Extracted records
+++++

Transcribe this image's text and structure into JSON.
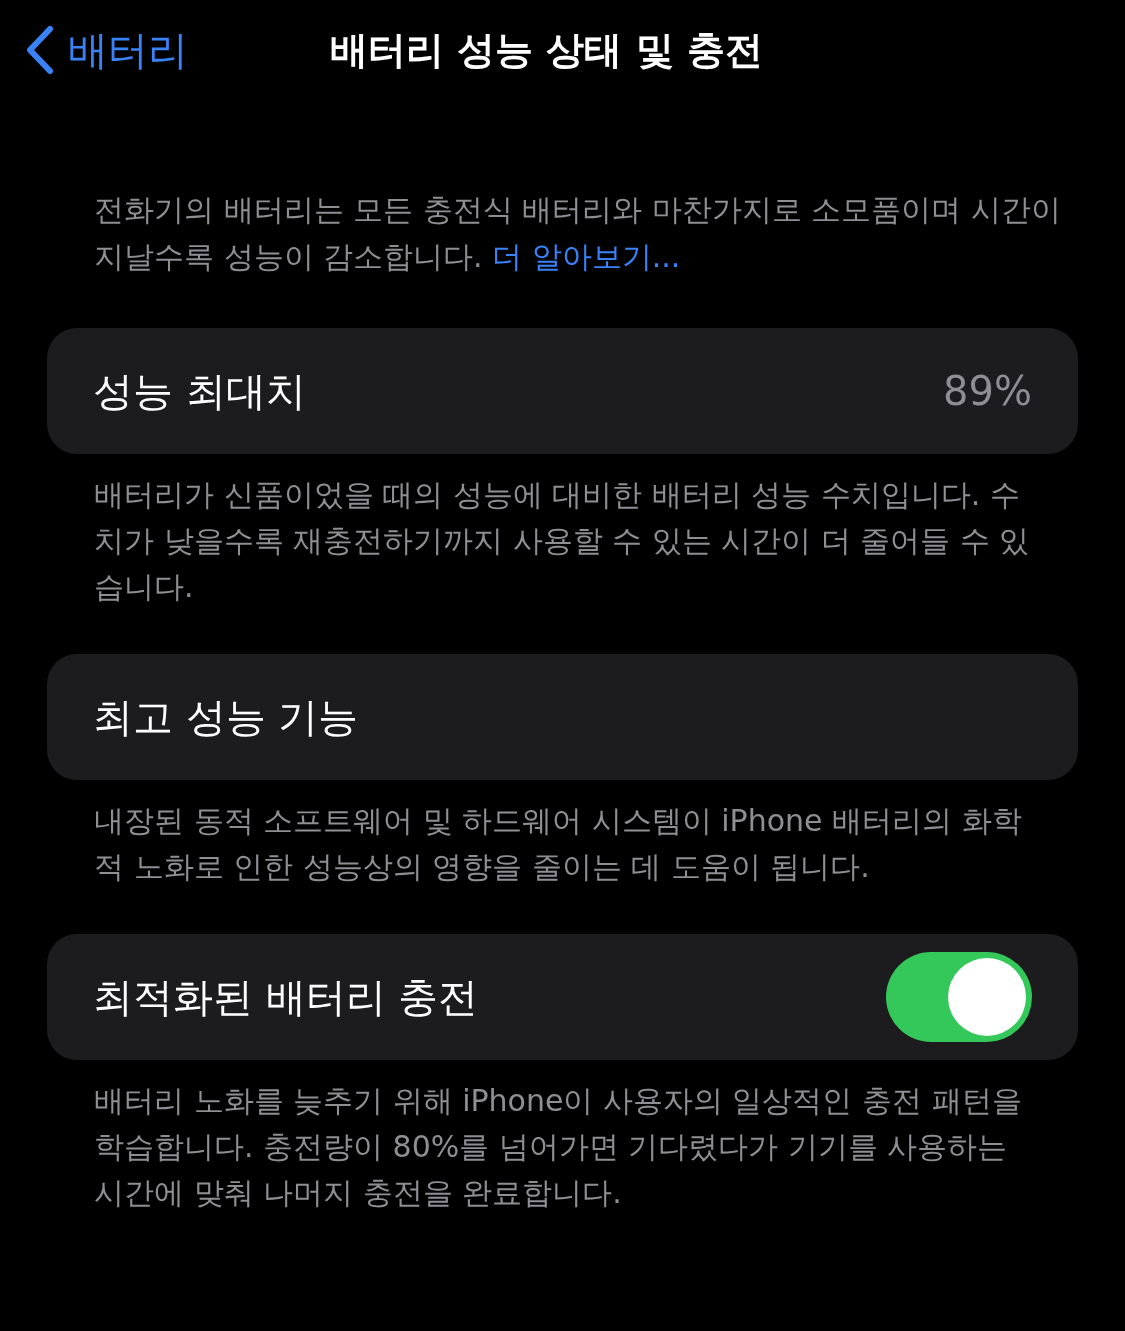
{
  "nav": {
    "back_label": "배터리",
    "title": "배터리 성능 상태 및 충전"
  },
  "intro": {
    "text": "전화기의 배터리는 모든 충전식 배터리와 마찬가지로 소모품이며 시간이 지날수록 성능이 감소합니다.",
    "link": "더 알아보기..."
  },
  "rows": [
    {
      "kind": "value",
      "label": "성능 최대치",
      "value": "89%",
      "footnote": "배터리가 신품이었을 때의 성능에 대비한 배터리 성능 수치입니다. 수치가 낮을수록 재충전하기까지 사용할 수 있는 시간이 더 줄어들 수 있습니다."
    },
    {
      "kind": "plain",
      "label": "최고 성능 기능",
      "footnote": "내장된 동적 소프트웨어 및 하드웨어 시스템이 iPhone 배터리의 화학적 노화로 인한 성능상의 영향을 줄이는 데 도움이 됩니다."
    },
    {
      "kind": "toggle",
      "label": "최적화된 배터리 충전",
      "on": true,
      "footnote": "배터리 노화를 늦추기 위해 iPhone이 사용자의 일상적인 충전 패턴을 학습합니다. 충전량이 80%를 넘어가면 기다렸다가 기기를 사용하는 시간에 맞춰 나머지 충전을 완료합니다."
    }
  ]
}
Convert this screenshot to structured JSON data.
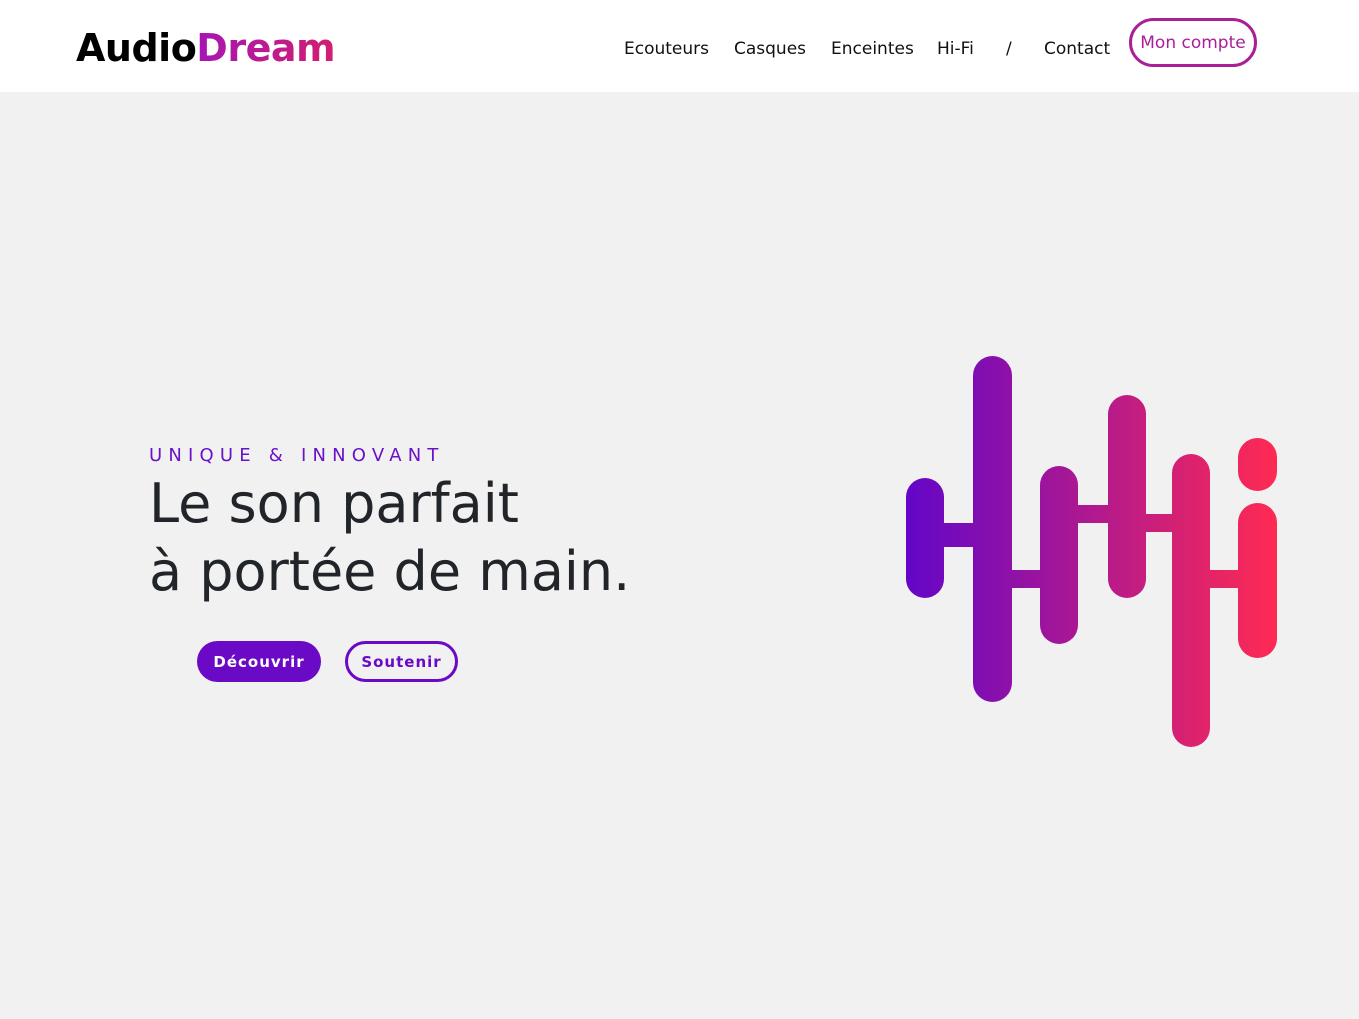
{
  "brand": {
    "part1": "Audio",
    "part2": "Dream"
  },
  "nav": {
    "items": [
      {
        "label": "Ecouteurs"
      },
      {
        "label": "Casques"
      },
      {
        "label": "Enceintes"
      },
      {
        "label": "Hi-Fi"
      },
      {
        "label": "/"
      },
      {
        "label": "Contact"
      }
    ],
    "account_label": "Mon compte"
  },
  "hero": {
    "eyebrow": "UNIQUE & INNOVANT",
    "headline_line1": "Le son parfait",
    "headline_line2": "à portée de main.",
    "primary_cta": "Découvrir",
    "secondary_cta": "Soutenir",
    "illustration_icon": "sound-wave-icon"
  },
  "colors": {
    "accent_purple": "#6a09c6",
    "accent_magenta": "#a81f96",
    "gradient_start": "#6306c8",
    "gradient_end": "#ff2a52",
    "hero_background": "#f1f1f1"
  }
}
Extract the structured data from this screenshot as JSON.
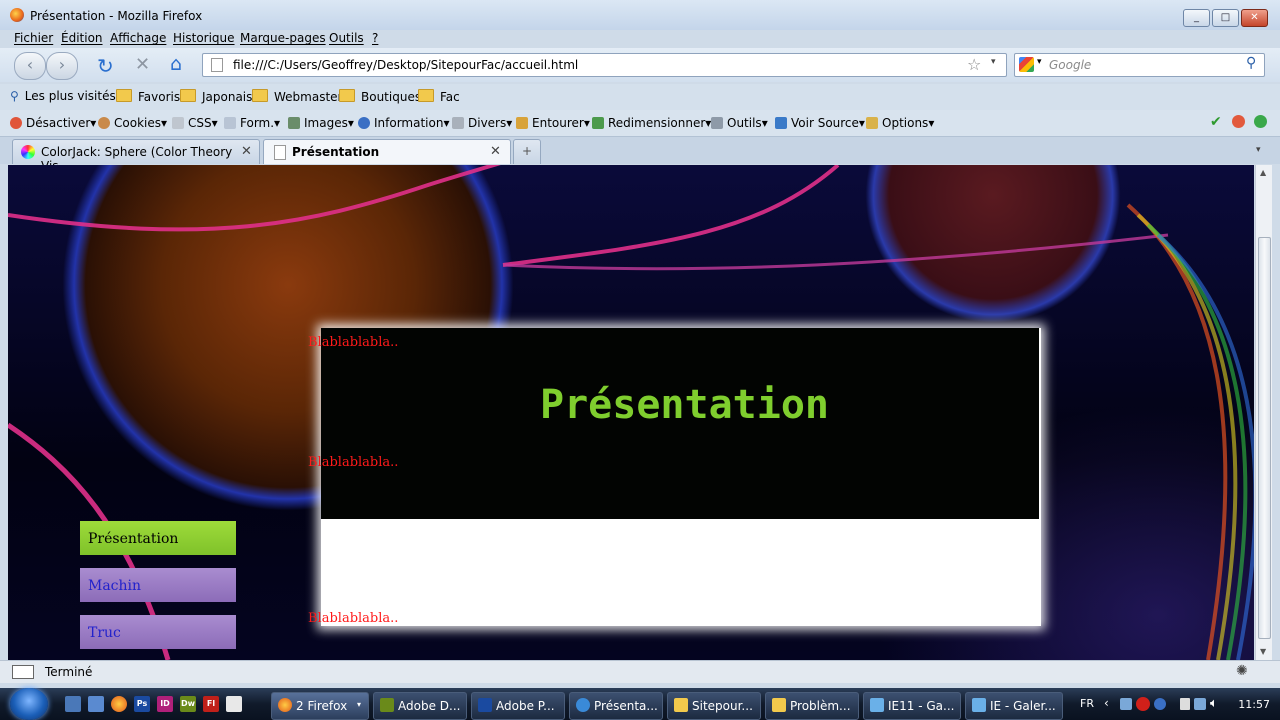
{
  "window": {
    "title": "Présentation - Mozilla Firefox",
    "min": "_",
    "max": "□",
    "close": "✕"
  },
  "menu": [
    "Fichier",
    "Édition",
    "Affichage",
    "Historique",
    "Marque-pages",
    "Outils",
    "?"
  ],
  "nav": {
    "url": "file:///C:/Users/Geoffrey/Desktop/SitepourFac/accueil.html",
    "search_placeholder": "Google"
  },
  "bookmarks": [
    "Les plus visités",
    "Favoris",
    "Japonais",
    "Webmaster",
    "Boutiques",
    "Fac"
  ],
  "devtools": [
    "Désactiver",
    "Cookies",
    "CSS",
    "Form.",
    "Images",
    "Information",
    "Divers",
    "Entourer",
    "Redimensionner",
    "Outils",
    "Voir Source",
    "Options"
  ],
  "tabs": [
    {
      "label": "ColorJack: Sphere (Color Theory Vis...",
      "close": "✕"
    },
    {
      "label": "Présentation",
      "close": "✕"
    }
  ],
  "new_tab": "+",
  "page": {
    "heading": "Présentation",
    "bla": [
      "Blablablabla..",
      "Blablablabla..",
      "Blablablabla.."
    ],
    "menu": [
      {
        "label": "Présentation",
        "color": "#8fd12a",
        "text": "#000000"
      },
      {
        "label": "Machin",
        "color": "#9a7bc4",
        "text": "#2222cc"
      },
      {
        "label": "Truc",
        "color": "#9a7bc4",
        "text": "#2222cc"
      }
    ]
  },
  "status": "Terminé",
  "taskbar": {
    "buttons": [
      "2 Firefox",
      "Adobe D...",
      "Adobe P...",
      "Présenta...",
      "Sitepour...",
      "Problèm...",
      "IE11 - Ga...",
      "IE - Galer..."
    ],
    "quick_launch": [
      "Ps",
      "ID",
      "Dw",
      "Fl"
    ],
    "language": "FR",
    "clock": "11:57"
  },
  "colors": {
    "heading": "#7fce2e",
    "bla": "#ff1a1a"
  }
}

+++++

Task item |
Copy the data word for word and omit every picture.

Solution for this task |
Transcribe this image's text and structure into JSON.
{
  "nav": {
    "back_label": "배터리",
    "title": "배터리 성능 상태 및 충전"
  },
  "intro": {
    "text": "전화기의 배터리는 모든 충전식 배터리와 마찬가지로 소모품이며 시간이 지날수록 성능이 감소합니다.",
    "link": "더 알아보기..."
  },
  "rows": [
    {
      "kind": "value",
      "label": "성능 최대치",
      "value": "89%",
      "footnote": "배터리가 신품이었을 때의 성능에 대비한 배터리 성능 수치입니다. 수치가 낮을수록 재충전하기까지 사용할 수 있는 시간이 더 줄어들 수 있습니다."
    },
    {
      "kind": "plain",
      "label": "최고 성능 기능",
      "footnote": "내장된 동적 소프트웨어 및 하드웨어 시스템이 iPhone 배터리의 화학적 노화로 인한 성능상의 영향을 줄이는 데 도움이 됩니다."
    },
    {
      "kind": "toggle",
      "label": "최적화된 배터리 충전",
      "on": true,
      "footnote": "배터리 노화를 늦추기 위해 iPhone이 사용자의 일상적인 충전 패턴을 학습합니다. 충전량이 80%를 넘어가면 기다렸다가 기기를 사용하는 시간에 맞춰 나머지 충전을 완료합니다."
    }
  ]
}
Convert this screenshot to structured JSON data.
{
  "brand": {
    "part1": "Audio",
    "part2": "Dream"
  },
  "nav": {
    "items": [
      {
        "label": "Ecouteurs"
      },
      {
        "label": "Casques"
      },
      {
        "label": "Enceintes"
      },
      {
        "label": "Hi-Fi"
      },
      {
        "label": "/"
      },
      {
        "label": "Contact"
      }
    ],
    "account_label": "Mon compte"
  },
  "hero": {
    "eyebrow": "UNIQUE & INNOVANT",
    "headline_line1": "Le son parfait",
    "headline_line2": "à portée de main.",
    "primary_cta": "Découvrir",
    "secondary_cta": "Soutenir",
    "illustration_icon": "sound-wave-icon"
  },
  "colors": {
    "accent_purple": "#6a09c6",
    "accent_magenta": "#a81f96",
    "gradient_start": "#6306c8",
    "gradient_end": "#ff2a52",
    "hero_background": "#f1f1f1"
  }
}
Extract the structured data from this screenshot as JSON.
{
  "window": {
    "title": "Présentation - Mozilla Firefox",
    "min": "_",
    "max": "□",
    "close": "✕"
  },
  "menu": [
    "Fichier",
    "Édition",
    "Affichage",
    "Historique",
    "Marque-pages",
    "Outils",
    "?"
  ],
  "nav": {
    "url": "file:///C:/Users/Geoffrey/Desktop/SitepourFac/accueil.html",
    "search_placeholder": "Google"
  },
  "bookmarks": [
    "Les plus visités",
    "Favoris",
    "Japonais",
    "Webmaster",
    "Boutiques",
    "Fac"
  ],
  "devtools": [
    "Désactiver",
    "Cookies",
    "CSS",
    "Form.",
    "Images",
    "Information",
    "Divers",
    "Entourer",
    "Redimensionner",
    "Outils",
    "Voir Source",
    "Options"
  ],
  "tabs": [
    {
      "label": "ColorJack: Sphere (Color Theory Vis...",
      "close": "✕"
    },
    {
      "label": "Présentation",
      "close": "✕"
    }
  ],
  "new_tab": "+",
  "page": {
    "heading": "Présentation",
    "bla": [
      "Blablablabla..",
      "Blablablabla..",
      "Blablablabla.."
    ],
    "menu": [
      {
        "label": "Présentation",
        "color": "#8fd12a",
        "text": "#000000"
      },
      {
        "label": "Machin",
        "color": "#9a7bc4",
        "text": "#2222cc"
      },
      {
        "label": "Truc",
        "color": "#9a7bc4",
        "text": "#2222cc"
      }
    ]
  },
  "status": "Terminé",
  "taskbar": {
    "buttons": [
      "2 Firefox",
      "Adobe D...",
      "Adobe P...",
      "Présenta...",
      "Sitepour...",
      "Problèm...",
      "IE11 - Ga...",
      "IE - Galer..."
    ],
    "quick_launch": [
      "Ps",
      "ID",
      "Dw",
      "Fl"
    ],
    "language": "FR",
    "clock": "11:57"
  },
  "colors": {
    "heading": "#7fce2e",
    "bla": "#ff1a1a"
  }
}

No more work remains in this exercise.